## TASK PROMPT:
The full listing should be set down exactly as it reads.
RECORDS SUPPLIED: Begin
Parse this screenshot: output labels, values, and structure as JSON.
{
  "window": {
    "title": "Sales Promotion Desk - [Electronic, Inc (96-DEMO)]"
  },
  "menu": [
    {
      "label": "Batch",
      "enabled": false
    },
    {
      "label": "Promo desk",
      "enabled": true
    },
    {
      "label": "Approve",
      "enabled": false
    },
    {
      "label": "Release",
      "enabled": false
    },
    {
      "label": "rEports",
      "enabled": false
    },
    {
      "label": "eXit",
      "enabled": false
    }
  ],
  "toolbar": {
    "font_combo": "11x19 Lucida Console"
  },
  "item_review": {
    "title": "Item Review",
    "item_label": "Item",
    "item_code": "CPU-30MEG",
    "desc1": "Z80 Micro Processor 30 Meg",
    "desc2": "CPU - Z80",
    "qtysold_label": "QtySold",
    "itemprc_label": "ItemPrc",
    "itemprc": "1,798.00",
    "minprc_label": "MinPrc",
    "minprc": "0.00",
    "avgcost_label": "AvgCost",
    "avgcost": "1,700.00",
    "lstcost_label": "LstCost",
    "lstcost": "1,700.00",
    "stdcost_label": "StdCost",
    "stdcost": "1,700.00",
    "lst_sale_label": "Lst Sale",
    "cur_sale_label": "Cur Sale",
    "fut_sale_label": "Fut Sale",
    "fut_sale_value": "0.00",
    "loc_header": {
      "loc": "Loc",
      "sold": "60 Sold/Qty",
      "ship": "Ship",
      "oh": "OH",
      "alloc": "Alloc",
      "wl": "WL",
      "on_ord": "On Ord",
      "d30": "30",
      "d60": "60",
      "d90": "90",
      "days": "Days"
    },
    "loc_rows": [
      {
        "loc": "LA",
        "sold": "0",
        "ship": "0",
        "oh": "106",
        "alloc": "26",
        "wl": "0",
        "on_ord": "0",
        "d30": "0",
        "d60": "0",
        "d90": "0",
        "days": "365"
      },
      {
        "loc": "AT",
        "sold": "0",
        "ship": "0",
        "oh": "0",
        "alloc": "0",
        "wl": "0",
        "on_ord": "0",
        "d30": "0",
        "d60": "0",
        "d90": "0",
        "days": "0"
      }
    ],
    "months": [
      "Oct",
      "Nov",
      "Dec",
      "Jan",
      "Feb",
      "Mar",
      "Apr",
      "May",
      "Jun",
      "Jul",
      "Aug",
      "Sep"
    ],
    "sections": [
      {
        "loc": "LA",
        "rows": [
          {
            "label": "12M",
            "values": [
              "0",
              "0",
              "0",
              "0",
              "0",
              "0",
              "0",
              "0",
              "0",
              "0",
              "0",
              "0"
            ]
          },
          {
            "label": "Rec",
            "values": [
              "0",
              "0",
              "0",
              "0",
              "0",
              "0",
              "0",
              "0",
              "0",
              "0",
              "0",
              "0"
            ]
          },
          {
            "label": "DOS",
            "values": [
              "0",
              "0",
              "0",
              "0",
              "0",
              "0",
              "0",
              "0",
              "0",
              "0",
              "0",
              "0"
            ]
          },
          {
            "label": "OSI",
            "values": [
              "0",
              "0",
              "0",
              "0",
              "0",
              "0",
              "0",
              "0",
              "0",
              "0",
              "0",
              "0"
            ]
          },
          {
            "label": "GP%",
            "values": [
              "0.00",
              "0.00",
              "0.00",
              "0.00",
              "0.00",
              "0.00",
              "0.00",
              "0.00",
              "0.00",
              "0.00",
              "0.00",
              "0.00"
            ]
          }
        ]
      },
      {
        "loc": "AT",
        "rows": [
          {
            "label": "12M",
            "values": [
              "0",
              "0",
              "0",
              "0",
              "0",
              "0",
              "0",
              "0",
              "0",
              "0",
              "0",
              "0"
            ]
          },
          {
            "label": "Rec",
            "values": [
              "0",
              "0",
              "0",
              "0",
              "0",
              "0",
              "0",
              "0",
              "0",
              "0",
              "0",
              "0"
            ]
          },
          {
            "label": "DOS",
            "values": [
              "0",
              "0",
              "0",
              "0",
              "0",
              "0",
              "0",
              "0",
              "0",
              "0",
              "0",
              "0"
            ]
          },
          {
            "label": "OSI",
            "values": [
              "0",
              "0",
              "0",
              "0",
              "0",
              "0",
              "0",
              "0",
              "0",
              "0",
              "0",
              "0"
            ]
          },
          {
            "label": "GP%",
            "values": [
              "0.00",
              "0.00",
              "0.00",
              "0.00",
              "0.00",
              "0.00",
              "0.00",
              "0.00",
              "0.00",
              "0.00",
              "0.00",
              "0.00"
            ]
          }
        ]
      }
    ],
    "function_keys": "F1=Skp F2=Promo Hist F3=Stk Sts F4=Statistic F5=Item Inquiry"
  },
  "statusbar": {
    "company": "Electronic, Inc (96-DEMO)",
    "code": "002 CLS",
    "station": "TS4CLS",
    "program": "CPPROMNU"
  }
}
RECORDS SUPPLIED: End
## TASK ANSWER:
Parse this screenshot: output labels, values, and structure as JSON.
{
  "window": {
    "title": "Sales Promotion Desk - [Electronic, Inc (96-DEMO)]"
  },
  "menu": [
    {
      "label": "Batch",
      "enabled": false
    },
    {
      "label": "Promo desk",
      "enabled": true
    },
    {
      "label": "Approve",
      "enabled": false
    },
    {
      "label": "Release",
      "enabled": false
    },
    {
      "label": "rEports",
      "enabled": false
    },
    {
      "label": "eXit",
      "enabled": false
    }
  ],
  "toolbar": {
    "font_combo": "11x19 Lucida Console"
  },
  "item_review": {
    "title": "Item Review",
    "item_label": "Item",
    "item_code": "CPU-30MEG",
    "desc1": "Z80 Micro Processor 30 Meg",
    "desc2": "CPU - Z80",
    "qtysold_label": "QtySold",
    "itemprc_label": "ItemPrc",
    "itemprc": "1,798.00",
    "minprc_label": "MinPrc",
    "minprc": "0.00",
    "avgcost_label": "AvgCost",
    "avgcost": "1,700.00",
    "lstcost_label": "LstCost",
    "lstcost": "1,700.00",
    "stdcost_label": "StdCost",
    "stdcost": "1,700.00",
    "lst_sale_label": "Lst Sale",
    "cur_sale_label": "Cur Sale",
    "fut_sale_label": "Fut Sale",
    "fut_sale_value": "0.00",
    "loc_header": {
      "loc": "Loc",
      "sold": "60 Sold/Qty",
      "ship": "Ship",
      "oh": "OH",
      "alloc": "Alloc",
      "wl": "WL",
      "on_ord": "On Ord",
      "d30": "30",
      "d60": "60",
      "d90": "90",
      "days": "Days"
    },
    "loc_rows": [
      {
        "loc": "LA",
        "sold": "0",
        "ship": "0",
        "oh": "106",
        "alloc": "26",
        "wl": "0",
        "on_ord": "0",
        "d30": "0",
        "d60": "0",
        "d90": "0",
        "days": "365"
      },
      {
        "loc": "AT",
        "sold": "0",
        "ship": "0",
        "oh": "0",
        "alloc": "0",
        "wl": "0",
        "on_ord": "0",
        "d30": "0",
        "d60": "0",
        "d90": "0",
        "days": "0"
      }
    ],
    "months": [
      "Oct",
      "Nov",
      "Dec",
      "Jan",
      "Feb",
      "Mar",
      "Apr",
      "May",
      "Jun",
      "Jul",
      "Aug",
      "Sep"
    ],
    "sections": [
      {
        "loc": "LA",
        "rows": [
          {
            "label": "12M",
            "values": [
              "0",
              "0",
              "0",
              "0",
              "0",
              "0",
              "0",
              "0",
              "0",
              "0",
              "0",
              "0"
            ]
          },
          {
            "label": "Rec",
            "values": [
              "0",
              "0",
              "0",
              "0",
              "0",
              "0",
              "0",
              "0",
              "0",
              "0",
              "0",
              "0"
            ]
          },
          {
            "label": "DOS",
            "values": [
              "0",
              "0",
              "0",
              "0",
              "0",
              "0",
              "0",
              "0",
              "0",
              "0",
              "0",
              "0"
            ]
          },
          {
            "label": "OSI",
            "values": [
              "0",
              "0",
              "0",
              "0",
              "0",
              "0",
              "0",
              "0",
              "0",
              "0",
              "0",
              "0"
            ]
          },
          {
            "label": "GP%",
            "values": [
              "0.00",
              "0.00",
              "0.00",
              "0.00",
              "0.00",
              "0.00",
              "0.00",
              "0.00",
              "0.00",
              "0.00",
              "0.00",
              "0.00"
            ]
          }
        ]
      },
      {
        "loc": "AT",
        "rows": [
          {
            "label": "12M",
            "values": [
              "0",
              "0",
              "0",
              "0",
              "0",
              "0",
              "0",
              "0",
              "0",
              "0",
              "0",
              "0"
            ]
          },
          {
            "label": "Rec",
            "values": [
              "0",
              "0",
              "0",
              "0",
              "0",
              "0",
              "0",
              "0",
              "0",
              "0",
              "0",
              "0"
            ]
          },
          {
            "label": "DOS",
            "values": [
              "0",
              "0",
              "0",
              "0",
              "0",
              "0",
              "0",
              "0",
              "0",
              "0",
              "0",
              "0"
            ]
          },
          {
            "label": "OSI",
            "values": [
              "0",
              "0",
              "0",
              "0",
              "0",
              "0",
              "0",
              "0",
              "0",
              "0",
              "0",
              "0"
            ]
          },
          {
            "label": "GP%",
            "values": [
              "0.00",
              "0.00",
              "0.00",
              "0.00",
              "0.00",
              "0.00",
              "0.00",
              "0.00",
              "0.00",
              "0.00",
              "0.00",
              "0.00"
            ]
          }
        ]
      }
    ],
    "function_keys": "F1=Skp F2=Promo Hist F3=Stk Sts F4=Statistic F5=Item Inquiry"
  },
  "statusbar": {
    "company": "Electronic, Inc (96-DEMO)",
    "code": "002 CLS",
    "station": "TS4CLS",
    "program": "CPPROMNU"
  }
}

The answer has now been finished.